If Mom has trouble delivering the pups, you’ll have to take them to the veterinarian, so make sure you have transportation. Have scissors and plenty of clean, dry towels on hand during the delivery if mom needs assistance. If the puppies are big, you may need an additional basket to provide enough space.
Know The Warning Signals
Make sure you’re aware of the indications of dog labor,like fever, restlessness, and other symptoms. Make sure to prepare an emergency kit with an aspiration bulb, a whelping box, a digital thermometer, and other essentials.
What Is the Average Time It Takes for a Dog to Give Birth?
Dog labor is divided into three phases. The initial stage of contractions might last anywhere from 6 to 12 hours. Puppies are typically born 45-60 minutes apart, although the mother dog may take a four-hour break between litters. Here’s what happens at each stage:
The pups line up inside the mother at this point, ready to come out. This phase generally lasts 12 to 24 hours, but nothing is visible from the outside, even if the uterus is starting to contract. At this time, she’ll be securely settled in her nest, refusing nourishment, and there may be a watery vaginal discharge when her cervix opens.
You can also notice restlessness, shivering, a lack of appetite, rapid breathing, and even vomiting or diarrhea. These symptoms are connected to uterine contractions and hormonal changes, but the mother shouldn’t be straining in any way. If this phase lasts more than 24 hours, see your veterinarian right away.

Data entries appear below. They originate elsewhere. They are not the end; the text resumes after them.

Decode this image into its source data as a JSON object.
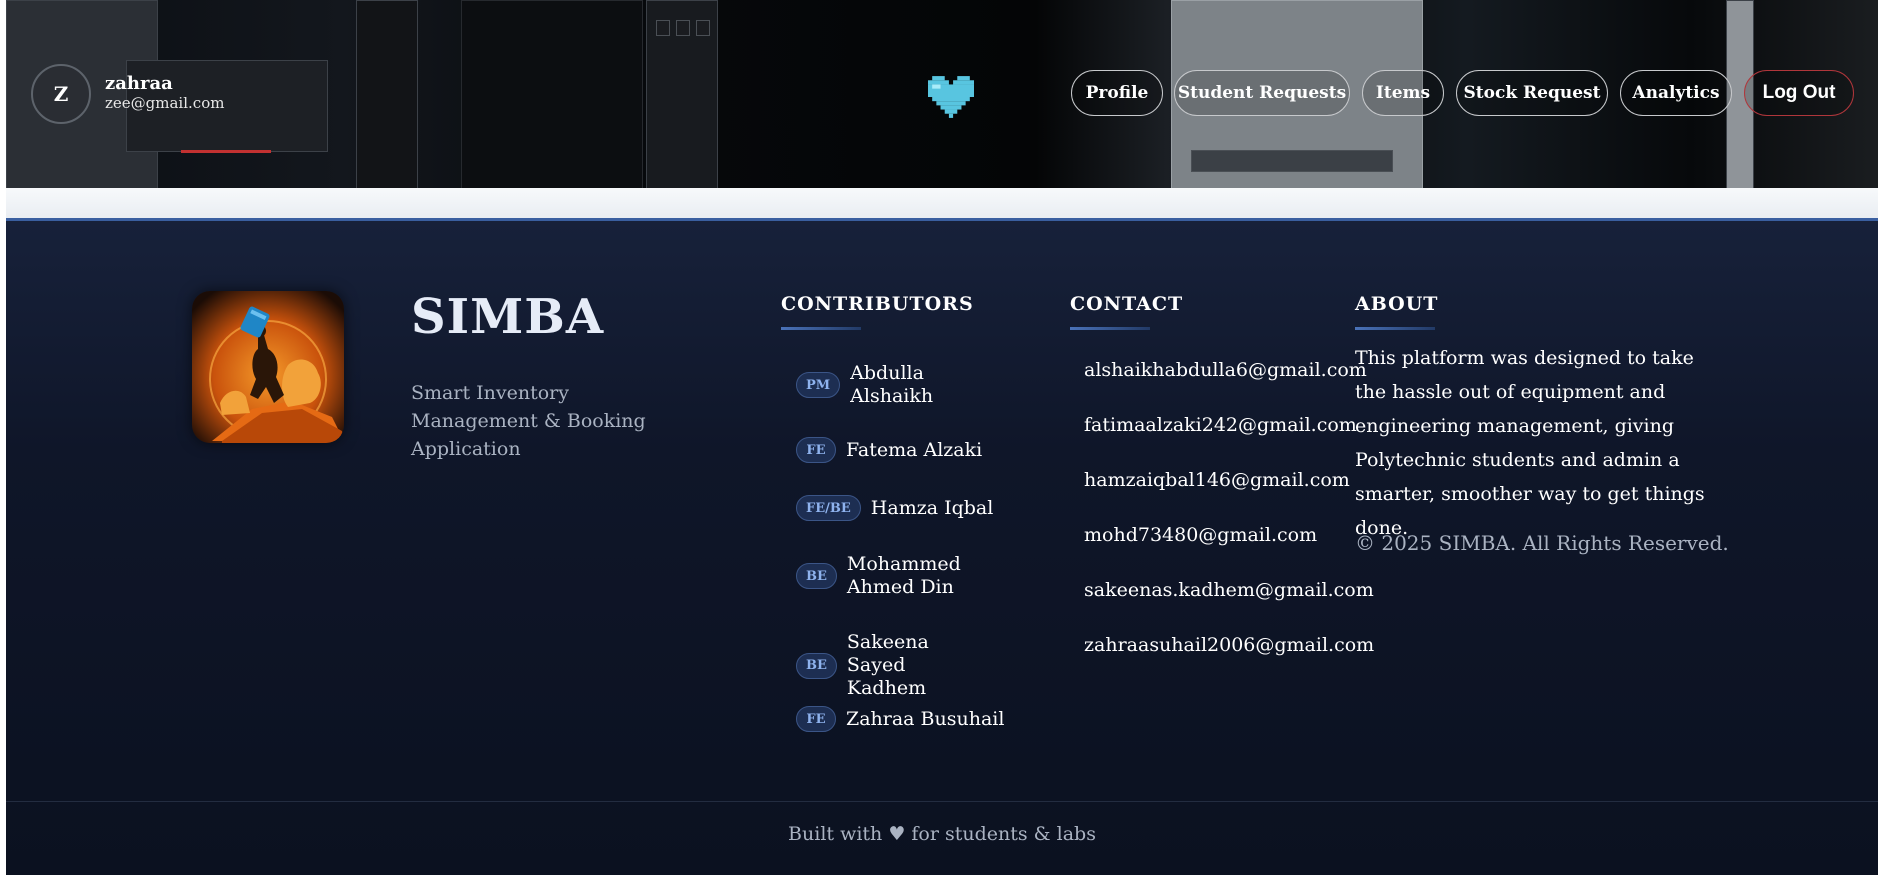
{
  "header": {
    "user": {
      "initial": "Z",
      "name": "zahraa",
      "email": "zee@gmail.com"
    },
    "logo_icon": "pixel-heart-icon",
    "nav": [
      {
        "label": "Profile"
      },
      {
        "label": "Student Requests"
      },
      {
        "label": "Items"
      },
      {
        "label": "Stock Request"
      },
      {
        "label": "Analytics"
      }
    ],
    "logout_label": "Log Out"
  },
  "footer": {
    "brand": {
      "name": "SIMBA",
      "tagline": "Smart Inventory Management & Booking Application",
      "logo_icon": "lion-king-logo-icon"
    },
    "contributors": {
      "title": "CONTRIBUTORS",
      "items": [
        {
          "role": "PM",
          "name": "Abdulla Alshaikh"
        },
        {
          "role": "FE",
          "name": "Fatema Alzaki"
        },
        {
          "role": "FE/BE",
          "name": "Hamza Iqbal"
        },
        {
          "role": "BE",
          "name": "Mohammed Ahmed Din"
        },
        {
          "role": "BE",
          "name": "Sakeena Sayed Kadhem"
        },
        {
          "role": "FE",
          "name": "Zahraa Busuhail"
        }
      ]
    },
    "contact": {
      "title": "CONTACT",
      "emails": [
        "alshaikhabdulla6@gmail.com",
        "fatimaalzaki242@gmail.com",
        "hamzaiqbal146@gmail.com",
        "mohd73480@gmail.com",
        "sakeenas.kadhem@gmail.com",
        "zahraasuhail2006@gmail.com"
      ]
    },
    "about": {
      "title": "ABOUT",
      "text": "This platform was designed to take the hassle out of equipment and engineering management, giving Polytechnic students and admin a smarter, smoother way to get things done.",
      "copyright": "© 2025 SIMBA. All Rights Reserved."
    },
    "built_with": "Built with ♥ for students & labs"
  },
  "colors": {
    "accent_blue": "#3a5fa0",
    "badge_text": "#8fb3ee",
    "logout_border": "#b0363b",
    "logo_orange": "#e8740f"
  }
}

The contractions are forceful, and there’ll be a lot of straining during this period. Within an hour after the commencement of this period, the first pup will be born. You should seek the assistance of your vet if the mother strains for more than an hour without giving birth.

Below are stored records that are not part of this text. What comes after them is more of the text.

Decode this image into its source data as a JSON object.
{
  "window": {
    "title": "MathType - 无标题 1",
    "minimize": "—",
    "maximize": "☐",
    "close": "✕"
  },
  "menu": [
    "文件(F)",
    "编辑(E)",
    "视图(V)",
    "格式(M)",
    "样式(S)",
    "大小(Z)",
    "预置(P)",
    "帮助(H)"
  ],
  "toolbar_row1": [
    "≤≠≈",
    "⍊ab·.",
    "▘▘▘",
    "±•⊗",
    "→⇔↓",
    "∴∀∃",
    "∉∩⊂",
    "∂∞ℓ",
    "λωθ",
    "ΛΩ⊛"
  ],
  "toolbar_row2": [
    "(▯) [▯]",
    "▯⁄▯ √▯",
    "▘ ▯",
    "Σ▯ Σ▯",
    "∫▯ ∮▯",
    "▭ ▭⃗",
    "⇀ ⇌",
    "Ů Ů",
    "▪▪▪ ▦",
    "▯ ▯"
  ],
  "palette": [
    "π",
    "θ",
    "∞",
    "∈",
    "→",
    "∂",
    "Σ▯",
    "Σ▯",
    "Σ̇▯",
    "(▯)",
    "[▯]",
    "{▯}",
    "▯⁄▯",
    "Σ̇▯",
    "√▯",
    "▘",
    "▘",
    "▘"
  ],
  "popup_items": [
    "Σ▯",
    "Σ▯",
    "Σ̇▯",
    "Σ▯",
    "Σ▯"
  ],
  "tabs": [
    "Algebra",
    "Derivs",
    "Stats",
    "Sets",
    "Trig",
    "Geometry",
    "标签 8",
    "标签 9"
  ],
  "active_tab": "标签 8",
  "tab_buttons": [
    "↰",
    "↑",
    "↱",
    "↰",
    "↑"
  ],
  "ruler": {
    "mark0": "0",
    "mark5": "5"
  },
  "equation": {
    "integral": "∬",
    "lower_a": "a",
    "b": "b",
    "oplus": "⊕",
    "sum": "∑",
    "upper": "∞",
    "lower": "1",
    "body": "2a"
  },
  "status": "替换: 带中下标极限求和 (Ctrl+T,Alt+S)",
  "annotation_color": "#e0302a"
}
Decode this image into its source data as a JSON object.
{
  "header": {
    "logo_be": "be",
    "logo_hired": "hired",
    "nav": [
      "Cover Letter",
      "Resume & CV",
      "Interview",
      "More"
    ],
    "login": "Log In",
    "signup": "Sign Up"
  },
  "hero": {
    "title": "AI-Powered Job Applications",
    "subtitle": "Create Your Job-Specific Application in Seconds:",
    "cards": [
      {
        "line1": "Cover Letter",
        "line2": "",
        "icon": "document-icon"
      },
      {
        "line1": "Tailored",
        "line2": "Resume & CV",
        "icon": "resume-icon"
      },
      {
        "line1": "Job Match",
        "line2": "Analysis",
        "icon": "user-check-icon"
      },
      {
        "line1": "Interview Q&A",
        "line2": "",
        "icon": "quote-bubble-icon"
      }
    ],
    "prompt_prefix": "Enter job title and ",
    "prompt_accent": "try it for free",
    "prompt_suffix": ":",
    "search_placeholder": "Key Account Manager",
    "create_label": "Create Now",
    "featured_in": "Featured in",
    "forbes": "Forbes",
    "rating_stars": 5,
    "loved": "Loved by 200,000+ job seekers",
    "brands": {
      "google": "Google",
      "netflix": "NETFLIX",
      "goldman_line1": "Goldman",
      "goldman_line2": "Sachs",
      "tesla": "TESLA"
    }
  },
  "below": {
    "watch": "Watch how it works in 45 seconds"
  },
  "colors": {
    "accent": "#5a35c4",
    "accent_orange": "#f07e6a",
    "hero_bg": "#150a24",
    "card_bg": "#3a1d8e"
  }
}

Phase 2 vaginal discharge ranges from transparent to red to green – all of which are probably normal. These contractions are often weak and sporadic at first, but they gradually become stronger.
The placentas expel during this period. Since dogs have multiple puppies, several placentas will be present. It’s critical to count the placentas as they emerge and ensure each pup has one placenta that connects to the pups’ umbilical cords. When two puppies are born simultaneously, their placentas may also emerge at the same time. If there are fewer placentas than puppies, the placenta may have been retained. Avoid allowing the mother to eat the placenta since this may cause her to vomit or cause diarrhea.
Pregnancy doesn’t have to be a difficult process for dogs and their owners. You’ll be better prepared to care for your dog if you learn more about dog pregnancy ahead of time. The mother’s and pups’ health and well-being are of the utmost importance throughout the pregnancy.
Make sure your pregnant dog’s eating a balanced diet. Consult your veterinarian for suggestions. Also, learn how to know when your dog is in labor and be on the lookout for warning signals or red flags so you can intervene quickly.
And as always, Live, Love, Laugh, and Scratch our bellies often!
Love you guys,
P.S. If you’re new to this world, you may want to check out my Ultimate Guide for First Time Dog Parents. It’s a great reference to get you started on this journey.
This article has been reviewed by our Editorial Board and has been approved for publication in accordance with our Editorial Policies.